Exercise prompt: Filter the entries below down to the lines that hold "Industries".

Supplied information:
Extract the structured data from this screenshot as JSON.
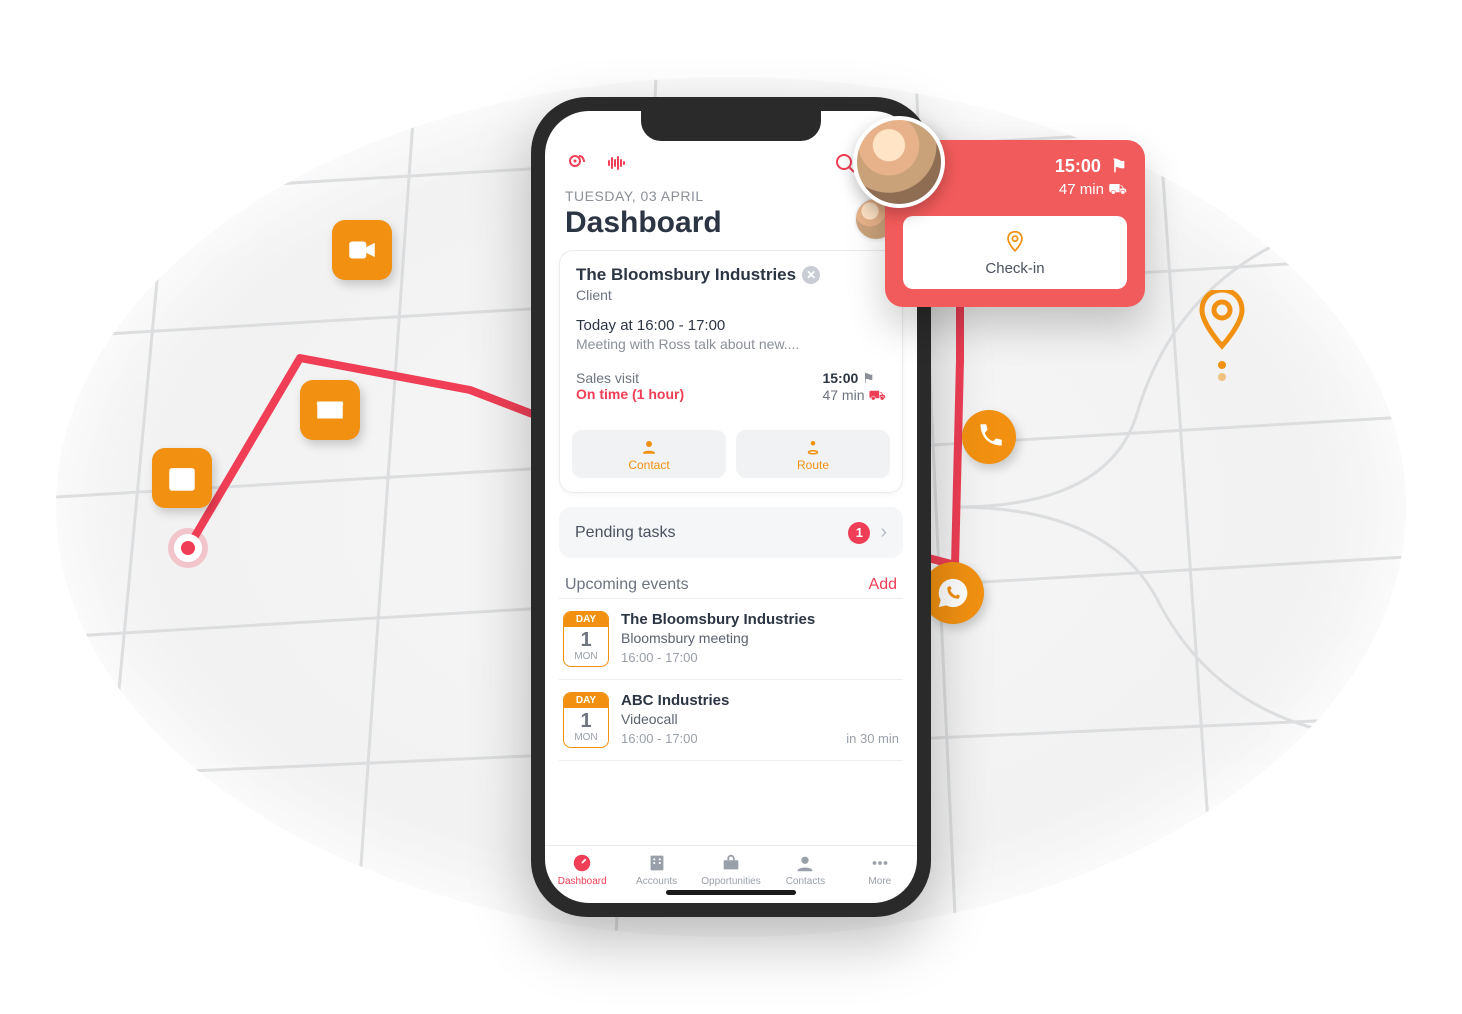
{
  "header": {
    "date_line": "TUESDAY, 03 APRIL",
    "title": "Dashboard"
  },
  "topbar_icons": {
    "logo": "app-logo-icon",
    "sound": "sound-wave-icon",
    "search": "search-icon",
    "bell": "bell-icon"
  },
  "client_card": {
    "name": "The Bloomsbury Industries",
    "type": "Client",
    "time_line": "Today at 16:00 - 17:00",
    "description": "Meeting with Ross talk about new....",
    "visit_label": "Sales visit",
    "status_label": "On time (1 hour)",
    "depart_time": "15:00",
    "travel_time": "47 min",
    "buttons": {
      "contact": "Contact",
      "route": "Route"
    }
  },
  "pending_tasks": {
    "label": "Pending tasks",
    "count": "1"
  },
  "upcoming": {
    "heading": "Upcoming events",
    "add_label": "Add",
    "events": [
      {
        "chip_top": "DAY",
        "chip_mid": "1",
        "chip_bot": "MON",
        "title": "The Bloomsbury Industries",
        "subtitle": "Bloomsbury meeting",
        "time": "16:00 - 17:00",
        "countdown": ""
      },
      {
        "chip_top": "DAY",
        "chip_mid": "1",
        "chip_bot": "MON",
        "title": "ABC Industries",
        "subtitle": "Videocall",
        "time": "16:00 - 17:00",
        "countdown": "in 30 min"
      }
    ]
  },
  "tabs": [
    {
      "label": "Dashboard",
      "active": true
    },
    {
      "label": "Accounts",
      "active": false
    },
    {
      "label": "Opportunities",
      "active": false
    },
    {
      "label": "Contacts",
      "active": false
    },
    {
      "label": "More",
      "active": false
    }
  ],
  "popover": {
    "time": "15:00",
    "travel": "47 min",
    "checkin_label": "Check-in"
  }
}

Reply:
    "name": "The Bloomsbury Industries",
        "title": "The Bloomsbury Industries",
        "title": "ABC Industries",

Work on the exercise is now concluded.